Efforts to protect and conserve small waters are essential in ensuring their continued provision of vital ecosystem services. This can be achieved through the implementation of holistic water management strategies that take into account the unique characteristics and importance of small waters. Increasing public awareness and engagement around the value of small waters is also important in garnering support for their protection and conservation.

Their unique characteristics and importance call for concerted efforts towards their protection and conservation in order to ensure their continued provision of these services.

Examples of Small Waters, Such as Streams, Ponds, and Wetlands, and Their Specific Roles in Ecosystems

  • Streams
  • Ponds
  • Wetlands

Each of these small water bodies play important roles in ecosystems. Streams can provide habitats for various aquatic organisms, aid in nutrient cycling, and contribute to the overall health of larger water bodies. Ponds can support a diverse array of plant and animal life and serve as important breeding grounds for amphibians. Wetlands act as natural water purifiers by filtering out pollutants, and provide critical habitats for a wide variety of species.

What Is the Smallest Water?

The size of a water molecule is incredibly small, measuring in at approximately 0.0000001 centimeters (cm). To put that into perspective, a single drop of water can contain billions upon billions of these tiny molecules! The size of a water molecule is important because it determines the way that it interacts with the world around it.

Water molecules are incredibly important to life as we know it. They’re responsible for maintaining the balance of fluids within our bodies, and they’re involved in many chemical reactions that are necessary for our survival. In addition, water molecules also play a key role in weather patterns and other natural processes. Despite their small size, water molecules are incredibly powerful!

Despite being incredibly small, water molecules are incredibly complex structures. They’re held together by powerful forces – known as hydrogen bonds – that are responsible for the unique properties of water. For example, these bonds cause water to be denser in it’s liquid state than in it’s solid state, which is why ice floats on top of water.

Source: What’s the smallest particle of water? Describe it’s structure.

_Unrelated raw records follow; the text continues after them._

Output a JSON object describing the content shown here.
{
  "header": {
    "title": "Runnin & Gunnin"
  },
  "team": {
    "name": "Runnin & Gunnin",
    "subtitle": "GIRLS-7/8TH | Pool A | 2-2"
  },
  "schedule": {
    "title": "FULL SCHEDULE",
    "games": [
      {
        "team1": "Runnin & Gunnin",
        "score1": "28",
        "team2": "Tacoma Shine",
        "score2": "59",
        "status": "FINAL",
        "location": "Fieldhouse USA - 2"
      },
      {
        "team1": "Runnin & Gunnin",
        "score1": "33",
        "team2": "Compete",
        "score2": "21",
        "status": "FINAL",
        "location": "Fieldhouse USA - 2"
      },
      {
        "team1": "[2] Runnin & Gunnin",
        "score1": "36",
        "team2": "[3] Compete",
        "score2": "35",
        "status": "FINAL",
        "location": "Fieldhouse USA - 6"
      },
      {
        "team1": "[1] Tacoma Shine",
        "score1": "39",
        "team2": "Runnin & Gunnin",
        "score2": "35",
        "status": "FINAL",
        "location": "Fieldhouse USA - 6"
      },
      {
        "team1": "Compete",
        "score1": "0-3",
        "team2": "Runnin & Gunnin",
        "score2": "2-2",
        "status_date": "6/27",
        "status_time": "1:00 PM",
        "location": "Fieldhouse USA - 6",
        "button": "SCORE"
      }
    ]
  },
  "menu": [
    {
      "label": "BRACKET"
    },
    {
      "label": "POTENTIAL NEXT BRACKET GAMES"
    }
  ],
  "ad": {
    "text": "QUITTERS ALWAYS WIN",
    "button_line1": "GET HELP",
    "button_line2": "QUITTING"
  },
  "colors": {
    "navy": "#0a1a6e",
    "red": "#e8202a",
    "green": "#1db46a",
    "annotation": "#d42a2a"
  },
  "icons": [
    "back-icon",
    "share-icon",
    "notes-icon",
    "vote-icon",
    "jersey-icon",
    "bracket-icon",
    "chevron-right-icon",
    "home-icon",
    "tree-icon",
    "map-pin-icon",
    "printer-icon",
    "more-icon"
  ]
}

In conclusion, the concept of small water versus big water goes beyond the physical attributes of bodies of water. It encompasses a deeper understanding of our relationship with water and the impact it’s on our lives and the environment. Small water sources, such as creeks and streams, play a crucial role in sustaining local ecosystems and providing a habitat for various aquatic species. On the other hand, big water sources like oceans and rivers have a significant impact on global climate patterns and are a source of renewable energy. Understanding the importance of both small and big water sources is crucial in ensuring the health and well-being of our planet and all living organisms. Only by preserving and protecting both small and big water sources can we ensure a sustainable future for generations to come.